Start of Source records

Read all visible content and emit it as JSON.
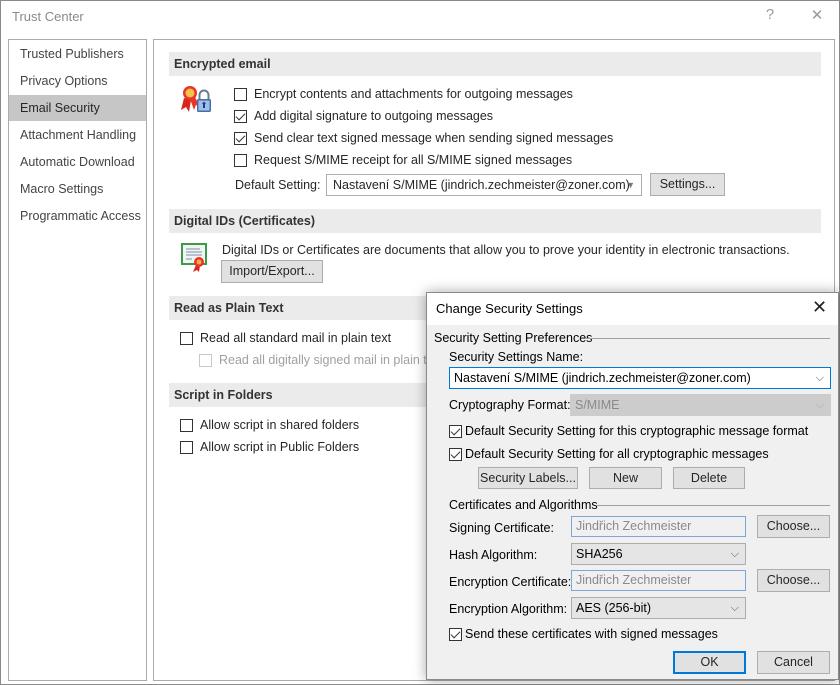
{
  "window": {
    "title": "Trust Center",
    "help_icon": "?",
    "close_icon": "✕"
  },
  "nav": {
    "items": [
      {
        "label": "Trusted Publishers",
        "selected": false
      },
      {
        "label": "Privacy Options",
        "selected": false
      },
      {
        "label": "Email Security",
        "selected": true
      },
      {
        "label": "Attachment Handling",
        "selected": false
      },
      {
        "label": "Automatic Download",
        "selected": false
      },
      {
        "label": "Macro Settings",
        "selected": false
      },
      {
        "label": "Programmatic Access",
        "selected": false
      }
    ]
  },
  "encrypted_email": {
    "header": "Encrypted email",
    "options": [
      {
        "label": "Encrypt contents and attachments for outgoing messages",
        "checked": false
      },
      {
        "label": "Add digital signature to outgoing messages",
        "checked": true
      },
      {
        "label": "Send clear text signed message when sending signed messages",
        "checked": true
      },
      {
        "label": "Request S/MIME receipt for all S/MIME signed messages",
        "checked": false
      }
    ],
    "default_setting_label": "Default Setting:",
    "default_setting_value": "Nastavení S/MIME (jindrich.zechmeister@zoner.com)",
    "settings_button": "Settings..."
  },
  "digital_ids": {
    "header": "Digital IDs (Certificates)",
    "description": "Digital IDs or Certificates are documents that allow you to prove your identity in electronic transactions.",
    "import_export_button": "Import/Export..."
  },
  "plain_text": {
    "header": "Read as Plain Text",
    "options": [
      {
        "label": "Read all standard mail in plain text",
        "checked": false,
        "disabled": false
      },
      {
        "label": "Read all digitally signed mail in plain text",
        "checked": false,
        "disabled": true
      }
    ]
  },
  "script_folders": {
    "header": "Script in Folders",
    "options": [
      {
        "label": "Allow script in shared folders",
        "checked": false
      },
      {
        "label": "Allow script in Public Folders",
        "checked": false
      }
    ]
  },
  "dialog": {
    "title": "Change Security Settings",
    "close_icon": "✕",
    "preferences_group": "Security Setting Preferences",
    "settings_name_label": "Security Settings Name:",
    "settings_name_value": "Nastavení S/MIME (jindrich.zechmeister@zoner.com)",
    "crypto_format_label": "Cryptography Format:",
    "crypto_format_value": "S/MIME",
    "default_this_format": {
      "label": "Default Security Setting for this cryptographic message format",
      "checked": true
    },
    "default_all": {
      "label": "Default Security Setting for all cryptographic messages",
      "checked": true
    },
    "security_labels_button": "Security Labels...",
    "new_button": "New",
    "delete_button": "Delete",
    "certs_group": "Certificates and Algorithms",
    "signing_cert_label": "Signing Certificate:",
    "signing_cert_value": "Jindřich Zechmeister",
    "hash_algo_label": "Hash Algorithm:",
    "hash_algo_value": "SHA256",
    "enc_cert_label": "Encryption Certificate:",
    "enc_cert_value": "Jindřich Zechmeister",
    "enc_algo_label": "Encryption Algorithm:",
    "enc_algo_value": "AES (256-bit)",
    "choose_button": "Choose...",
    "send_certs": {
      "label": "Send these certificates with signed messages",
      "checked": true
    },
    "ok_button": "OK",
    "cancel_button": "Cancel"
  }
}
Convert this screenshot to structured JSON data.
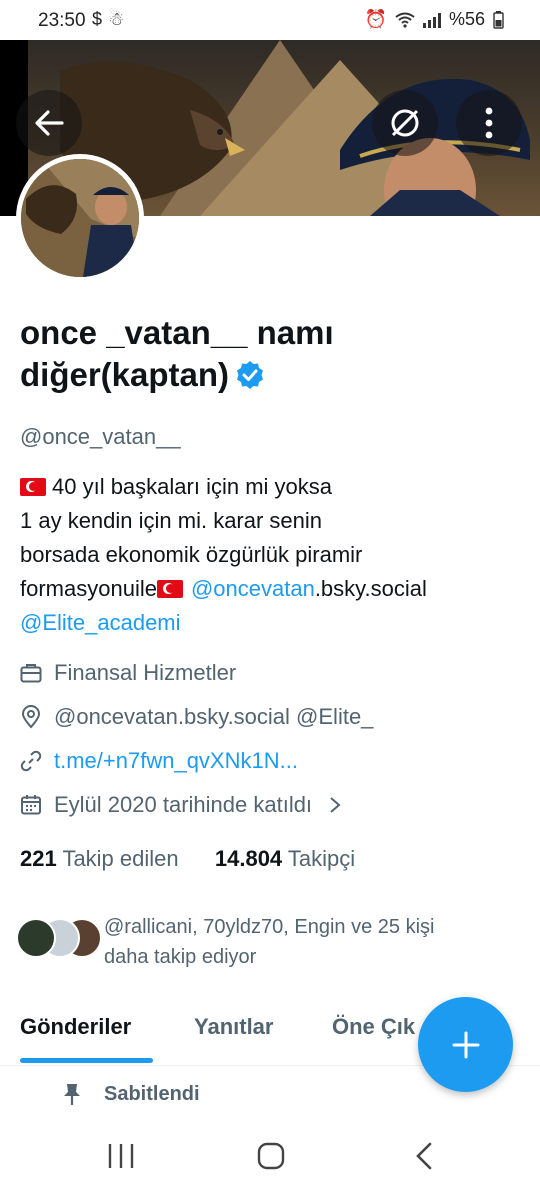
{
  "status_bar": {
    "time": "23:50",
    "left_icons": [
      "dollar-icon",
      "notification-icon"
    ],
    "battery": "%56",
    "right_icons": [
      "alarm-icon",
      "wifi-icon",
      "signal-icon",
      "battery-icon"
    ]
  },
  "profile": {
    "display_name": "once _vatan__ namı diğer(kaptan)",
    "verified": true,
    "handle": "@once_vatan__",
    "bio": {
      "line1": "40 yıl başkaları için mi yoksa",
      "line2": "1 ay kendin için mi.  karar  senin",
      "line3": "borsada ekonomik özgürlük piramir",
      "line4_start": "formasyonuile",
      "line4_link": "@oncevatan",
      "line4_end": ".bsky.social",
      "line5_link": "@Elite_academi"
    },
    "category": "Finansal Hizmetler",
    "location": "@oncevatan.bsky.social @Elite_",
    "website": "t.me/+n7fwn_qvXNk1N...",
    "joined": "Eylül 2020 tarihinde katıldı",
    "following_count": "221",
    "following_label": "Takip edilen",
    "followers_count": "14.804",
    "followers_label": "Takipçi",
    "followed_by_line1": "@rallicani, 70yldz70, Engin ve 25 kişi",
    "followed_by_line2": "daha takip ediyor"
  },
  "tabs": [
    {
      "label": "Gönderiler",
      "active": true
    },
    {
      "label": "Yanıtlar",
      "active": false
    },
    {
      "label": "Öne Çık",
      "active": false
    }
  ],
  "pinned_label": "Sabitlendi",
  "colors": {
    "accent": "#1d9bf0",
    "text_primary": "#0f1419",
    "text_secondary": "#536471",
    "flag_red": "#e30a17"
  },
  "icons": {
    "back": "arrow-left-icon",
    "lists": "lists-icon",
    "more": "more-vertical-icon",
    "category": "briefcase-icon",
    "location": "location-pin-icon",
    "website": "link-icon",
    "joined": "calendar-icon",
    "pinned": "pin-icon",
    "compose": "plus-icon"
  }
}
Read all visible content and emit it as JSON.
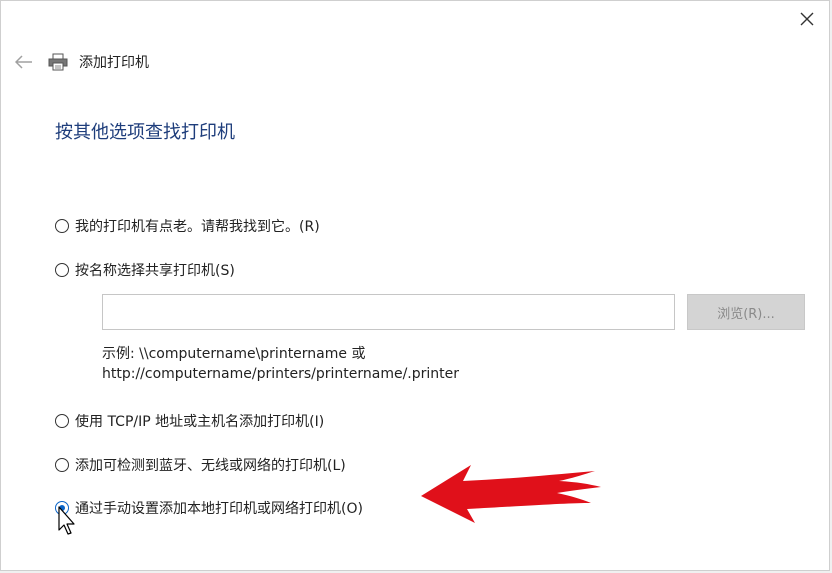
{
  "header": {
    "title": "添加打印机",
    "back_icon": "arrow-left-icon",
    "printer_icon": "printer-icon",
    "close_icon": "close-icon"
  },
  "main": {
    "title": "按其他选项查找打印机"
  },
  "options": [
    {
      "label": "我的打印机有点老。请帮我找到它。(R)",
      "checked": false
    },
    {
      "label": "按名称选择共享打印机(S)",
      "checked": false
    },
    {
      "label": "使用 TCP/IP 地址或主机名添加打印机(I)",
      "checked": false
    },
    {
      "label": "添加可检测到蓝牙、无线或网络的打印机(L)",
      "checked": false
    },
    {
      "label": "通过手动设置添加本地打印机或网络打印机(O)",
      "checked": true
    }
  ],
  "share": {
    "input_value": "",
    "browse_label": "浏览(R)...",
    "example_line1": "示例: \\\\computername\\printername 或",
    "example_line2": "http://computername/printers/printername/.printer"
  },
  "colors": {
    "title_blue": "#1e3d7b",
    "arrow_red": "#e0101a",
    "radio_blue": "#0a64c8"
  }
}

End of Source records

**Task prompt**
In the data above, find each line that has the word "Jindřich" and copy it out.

**The completed task**
    "signing_cert_value": "Jindřich Zechmeister",
    "enc_cert_value": "Jindřich Zechmeister",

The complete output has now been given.